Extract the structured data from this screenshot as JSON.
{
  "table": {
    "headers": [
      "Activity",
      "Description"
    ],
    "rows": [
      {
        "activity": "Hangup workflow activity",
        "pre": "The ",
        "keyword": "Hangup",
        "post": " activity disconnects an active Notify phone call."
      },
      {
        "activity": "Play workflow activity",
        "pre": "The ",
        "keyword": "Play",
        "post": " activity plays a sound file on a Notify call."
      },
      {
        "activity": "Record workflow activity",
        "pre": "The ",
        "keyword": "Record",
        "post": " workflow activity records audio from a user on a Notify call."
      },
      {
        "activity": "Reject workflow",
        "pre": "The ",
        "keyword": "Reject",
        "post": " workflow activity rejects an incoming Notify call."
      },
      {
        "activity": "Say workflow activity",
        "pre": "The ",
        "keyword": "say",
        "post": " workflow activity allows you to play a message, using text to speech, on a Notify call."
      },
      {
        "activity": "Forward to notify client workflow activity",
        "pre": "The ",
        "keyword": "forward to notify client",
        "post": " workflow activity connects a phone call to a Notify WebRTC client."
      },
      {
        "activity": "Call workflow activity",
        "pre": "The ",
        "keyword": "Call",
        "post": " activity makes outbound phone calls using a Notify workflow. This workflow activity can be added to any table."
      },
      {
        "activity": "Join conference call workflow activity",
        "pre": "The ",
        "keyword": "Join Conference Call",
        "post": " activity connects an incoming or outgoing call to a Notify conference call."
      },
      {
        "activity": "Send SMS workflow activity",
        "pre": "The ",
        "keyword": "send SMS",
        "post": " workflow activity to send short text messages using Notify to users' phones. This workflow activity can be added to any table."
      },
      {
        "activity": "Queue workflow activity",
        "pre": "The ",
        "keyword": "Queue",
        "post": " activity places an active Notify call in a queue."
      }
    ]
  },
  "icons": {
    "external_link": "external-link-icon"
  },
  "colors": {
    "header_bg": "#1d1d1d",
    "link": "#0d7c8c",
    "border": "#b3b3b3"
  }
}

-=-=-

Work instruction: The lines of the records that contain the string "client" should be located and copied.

Exercise answer:
        "activity": "Forward to notify client workflow activity",
        "keyword": "forward to notify client",
        "post": " workflow activity connects a phone call to a Notify WebRTC client."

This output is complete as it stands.